Every year I am the recipient of forwarded e-mail chains from people who believe that we are on a slippery slope to somewhere unpleasant, in danger of losing our national identity, and vulnerable to communism through the replacing of the words “Merry Christmas” with the words “Happy Holidays”.
Me? I try not to get involved. Go ahead. Wish me something pleasant! I will wish you the same. My Jewish friends wish me a Merry Christmas, and I wish them a Happy Hanukah. And when there’s a crowd, a loud and heartfelt “Happy Holidays!” blankets the whole group in sincere bonhomie.
Unless you want to fight about it, wherein a general “up yours, heathen” is always popular.
I’m thinking, though, that if everyone wants to get worked up – and I’ve nothing against a good lather! – I suggest we contact the makers of the Toddler
ABC program for iPad, whose “A is for Apple, B is for Ball” schtick includes the brow-furrowing “X is for Xmas”.

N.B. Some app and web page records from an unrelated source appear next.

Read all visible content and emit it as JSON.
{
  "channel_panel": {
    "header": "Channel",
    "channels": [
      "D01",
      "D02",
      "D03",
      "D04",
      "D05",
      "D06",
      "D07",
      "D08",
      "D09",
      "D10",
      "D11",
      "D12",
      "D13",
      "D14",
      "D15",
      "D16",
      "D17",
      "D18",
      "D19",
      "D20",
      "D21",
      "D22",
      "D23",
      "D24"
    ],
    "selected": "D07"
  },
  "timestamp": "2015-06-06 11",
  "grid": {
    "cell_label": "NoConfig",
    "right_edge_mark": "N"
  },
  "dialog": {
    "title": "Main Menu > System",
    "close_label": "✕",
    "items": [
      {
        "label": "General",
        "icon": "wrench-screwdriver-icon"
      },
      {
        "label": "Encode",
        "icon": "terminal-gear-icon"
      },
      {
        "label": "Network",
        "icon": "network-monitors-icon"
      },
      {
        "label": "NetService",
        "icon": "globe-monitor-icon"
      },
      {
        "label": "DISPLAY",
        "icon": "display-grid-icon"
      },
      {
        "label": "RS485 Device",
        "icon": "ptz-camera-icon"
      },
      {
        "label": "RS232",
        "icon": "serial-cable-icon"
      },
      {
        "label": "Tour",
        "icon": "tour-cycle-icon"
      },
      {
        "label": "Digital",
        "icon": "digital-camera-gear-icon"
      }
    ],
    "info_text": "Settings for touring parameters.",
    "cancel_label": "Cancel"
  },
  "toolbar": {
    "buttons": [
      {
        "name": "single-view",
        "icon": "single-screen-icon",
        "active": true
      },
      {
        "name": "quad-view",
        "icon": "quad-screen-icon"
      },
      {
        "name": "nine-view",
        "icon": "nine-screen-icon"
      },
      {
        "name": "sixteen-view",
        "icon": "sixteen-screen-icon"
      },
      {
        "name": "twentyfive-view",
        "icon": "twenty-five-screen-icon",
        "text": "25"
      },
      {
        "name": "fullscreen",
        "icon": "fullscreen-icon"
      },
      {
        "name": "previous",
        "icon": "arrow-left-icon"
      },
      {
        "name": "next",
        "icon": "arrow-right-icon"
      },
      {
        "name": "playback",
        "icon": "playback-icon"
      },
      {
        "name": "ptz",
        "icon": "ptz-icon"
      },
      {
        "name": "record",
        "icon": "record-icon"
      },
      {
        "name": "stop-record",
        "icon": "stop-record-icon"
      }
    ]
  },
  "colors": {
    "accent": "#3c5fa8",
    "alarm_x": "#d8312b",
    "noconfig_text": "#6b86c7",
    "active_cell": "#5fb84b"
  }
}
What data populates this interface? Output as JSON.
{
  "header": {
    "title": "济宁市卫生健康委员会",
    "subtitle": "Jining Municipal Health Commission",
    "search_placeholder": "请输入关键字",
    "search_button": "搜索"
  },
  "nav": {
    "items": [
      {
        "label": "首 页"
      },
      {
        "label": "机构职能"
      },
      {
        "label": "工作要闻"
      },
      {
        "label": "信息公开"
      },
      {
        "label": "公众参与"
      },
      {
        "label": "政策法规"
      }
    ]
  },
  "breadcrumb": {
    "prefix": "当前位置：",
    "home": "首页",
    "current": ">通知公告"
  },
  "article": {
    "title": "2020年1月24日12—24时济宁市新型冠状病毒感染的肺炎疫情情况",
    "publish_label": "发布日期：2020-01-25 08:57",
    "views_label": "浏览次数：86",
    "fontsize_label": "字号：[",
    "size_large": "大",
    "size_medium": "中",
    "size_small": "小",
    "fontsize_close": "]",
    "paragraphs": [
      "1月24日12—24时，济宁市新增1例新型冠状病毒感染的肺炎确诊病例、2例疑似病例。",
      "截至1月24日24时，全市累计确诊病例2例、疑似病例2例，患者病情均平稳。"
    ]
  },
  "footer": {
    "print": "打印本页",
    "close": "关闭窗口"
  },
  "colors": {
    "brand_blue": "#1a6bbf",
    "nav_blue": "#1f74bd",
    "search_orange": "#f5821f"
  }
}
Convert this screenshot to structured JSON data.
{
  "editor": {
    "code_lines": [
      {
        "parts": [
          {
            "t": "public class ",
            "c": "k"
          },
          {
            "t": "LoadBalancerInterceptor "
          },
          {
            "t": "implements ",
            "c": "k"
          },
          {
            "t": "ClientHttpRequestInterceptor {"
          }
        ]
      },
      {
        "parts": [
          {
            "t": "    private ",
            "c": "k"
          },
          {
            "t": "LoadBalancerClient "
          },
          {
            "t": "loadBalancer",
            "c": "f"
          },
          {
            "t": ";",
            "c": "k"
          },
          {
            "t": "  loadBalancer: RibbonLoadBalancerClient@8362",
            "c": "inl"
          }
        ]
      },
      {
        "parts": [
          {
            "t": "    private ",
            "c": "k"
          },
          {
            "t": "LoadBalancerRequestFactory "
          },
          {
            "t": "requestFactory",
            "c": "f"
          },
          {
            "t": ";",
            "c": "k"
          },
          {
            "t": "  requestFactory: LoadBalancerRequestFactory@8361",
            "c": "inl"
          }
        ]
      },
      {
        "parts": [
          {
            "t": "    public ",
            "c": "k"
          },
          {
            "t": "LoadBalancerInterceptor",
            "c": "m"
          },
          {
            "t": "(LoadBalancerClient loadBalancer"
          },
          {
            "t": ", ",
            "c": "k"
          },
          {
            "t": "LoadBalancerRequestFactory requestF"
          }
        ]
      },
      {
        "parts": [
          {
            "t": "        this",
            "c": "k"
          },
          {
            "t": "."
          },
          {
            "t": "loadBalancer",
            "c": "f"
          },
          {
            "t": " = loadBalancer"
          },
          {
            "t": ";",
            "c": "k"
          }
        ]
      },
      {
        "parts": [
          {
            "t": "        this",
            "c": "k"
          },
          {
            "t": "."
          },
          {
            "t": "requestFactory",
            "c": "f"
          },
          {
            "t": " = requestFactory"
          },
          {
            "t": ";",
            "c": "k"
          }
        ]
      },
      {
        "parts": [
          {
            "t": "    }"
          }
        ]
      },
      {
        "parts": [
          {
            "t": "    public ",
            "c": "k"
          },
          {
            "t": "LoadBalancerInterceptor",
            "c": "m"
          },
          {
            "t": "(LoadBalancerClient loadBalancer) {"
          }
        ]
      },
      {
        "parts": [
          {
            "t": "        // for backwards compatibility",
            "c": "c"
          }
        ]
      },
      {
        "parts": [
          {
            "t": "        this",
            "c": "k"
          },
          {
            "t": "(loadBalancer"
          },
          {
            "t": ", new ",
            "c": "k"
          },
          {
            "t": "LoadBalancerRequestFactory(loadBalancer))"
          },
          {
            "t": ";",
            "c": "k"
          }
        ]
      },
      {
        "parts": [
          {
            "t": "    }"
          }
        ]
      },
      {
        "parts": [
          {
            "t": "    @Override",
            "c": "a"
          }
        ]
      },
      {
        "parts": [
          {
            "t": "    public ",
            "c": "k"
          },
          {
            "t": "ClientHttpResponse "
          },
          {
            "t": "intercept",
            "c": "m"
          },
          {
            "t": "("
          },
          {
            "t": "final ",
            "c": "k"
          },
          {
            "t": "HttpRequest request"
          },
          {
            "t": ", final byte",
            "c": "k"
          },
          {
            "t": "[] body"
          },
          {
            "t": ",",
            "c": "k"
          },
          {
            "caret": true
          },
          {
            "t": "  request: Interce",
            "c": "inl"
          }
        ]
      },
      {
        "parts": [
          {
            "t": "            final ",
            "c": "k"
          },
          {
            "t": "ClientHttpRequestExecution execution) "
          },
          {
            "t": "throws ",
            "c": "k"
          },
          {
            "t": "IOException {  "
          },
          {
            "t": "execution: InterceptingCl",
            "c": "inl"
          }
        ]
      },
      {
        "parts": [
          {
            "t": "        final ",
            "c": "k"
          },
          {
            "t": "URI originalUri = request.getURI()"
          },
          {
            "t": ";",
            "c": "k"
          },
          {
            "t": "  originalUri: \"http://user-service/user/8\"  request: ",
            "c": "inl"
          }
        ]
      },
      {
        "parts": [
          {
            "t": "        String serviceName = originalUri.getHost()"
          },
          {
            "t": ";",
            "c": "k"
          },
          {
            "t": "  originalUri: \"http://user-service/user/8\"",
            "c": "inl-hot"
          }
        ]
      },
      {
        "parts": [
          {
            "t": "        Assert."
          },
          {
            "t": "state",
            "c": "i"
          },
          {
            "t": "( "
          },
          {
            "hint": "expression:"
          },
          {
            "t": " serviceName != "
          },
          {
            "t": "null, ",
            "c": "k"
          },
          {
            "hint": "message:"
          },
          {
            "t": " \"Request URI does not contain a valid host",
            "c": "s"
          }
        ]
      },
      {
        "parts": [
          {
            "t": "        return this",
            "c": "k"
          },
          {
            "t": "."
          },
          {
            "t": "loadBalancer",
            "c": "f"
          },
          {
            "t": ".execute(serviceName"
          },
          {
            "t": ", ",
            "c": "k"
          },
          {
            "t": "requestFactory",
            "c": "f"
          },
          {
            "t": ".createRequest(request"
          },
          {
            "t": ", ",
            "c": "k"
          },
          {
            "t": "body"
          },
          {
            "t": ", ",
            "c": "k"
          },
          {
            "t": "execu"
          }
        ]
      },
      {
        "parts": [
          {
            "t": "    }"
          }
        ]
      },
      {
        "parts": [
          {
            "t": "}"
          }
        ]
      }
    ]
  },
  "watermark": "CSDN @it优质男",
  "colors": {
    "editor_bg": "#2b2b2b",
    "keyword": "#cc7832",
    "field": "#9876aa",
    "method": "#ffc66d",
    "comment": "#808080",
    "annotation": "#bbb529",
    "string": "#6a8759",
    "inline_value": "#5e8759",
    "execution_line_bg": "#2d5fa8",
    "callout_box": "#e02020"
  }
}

I kid you not.
X is for Xmas?! Well, why not? Don’t you remember the little baby X born in the manger?
X is for Xmas. Hmm. I would’ve much preferred “X is for Peds Xing”, but no one asked me.
So maybe there is a group of people trying to change not only the meaning of the season but our words and how they come about.
It’s not the guy in the red suit at the Salvation Army kettle hollering “Happy Holidays everyone!”, it’s the makers of “Toddler
ABC” who see nothing wrong in using a written shortcut as a real word.
I saw an advertisement for “cubeicles” yesterday. Now, I’ve worked in a cubicle – which, from the picture, is what they were talking about, so why the misspelling?
Our long-distance carriers want us to ask our friends “Where you at?” clearly leaving us vulnerable around the not-ending-a-sentence-with-a-preposition thing. Why do they want us to look bad?
And now we are legitimizing the word “Xmas”.
I think we’ve all come to the same conclusion here, haven’t we?
Marketing is trying to kill us. Better for them that the hand holding the wallet be un-encumbered with the ability to communicate.
Why talk when you can spend?
Let’s all pledge to each other: this coming year, we will look up a word in the dictionary. We will use that word, we will love it, we will take it out, we will introduce it to our friends. We will learn the words of our friends, find how they mesh with our own, find the subtle meanings within the meanings and marvel at how the nuance of a word can change intent.
There is nothing wrong with mastering a language.
This message brought to you by the people who believe that words mean things.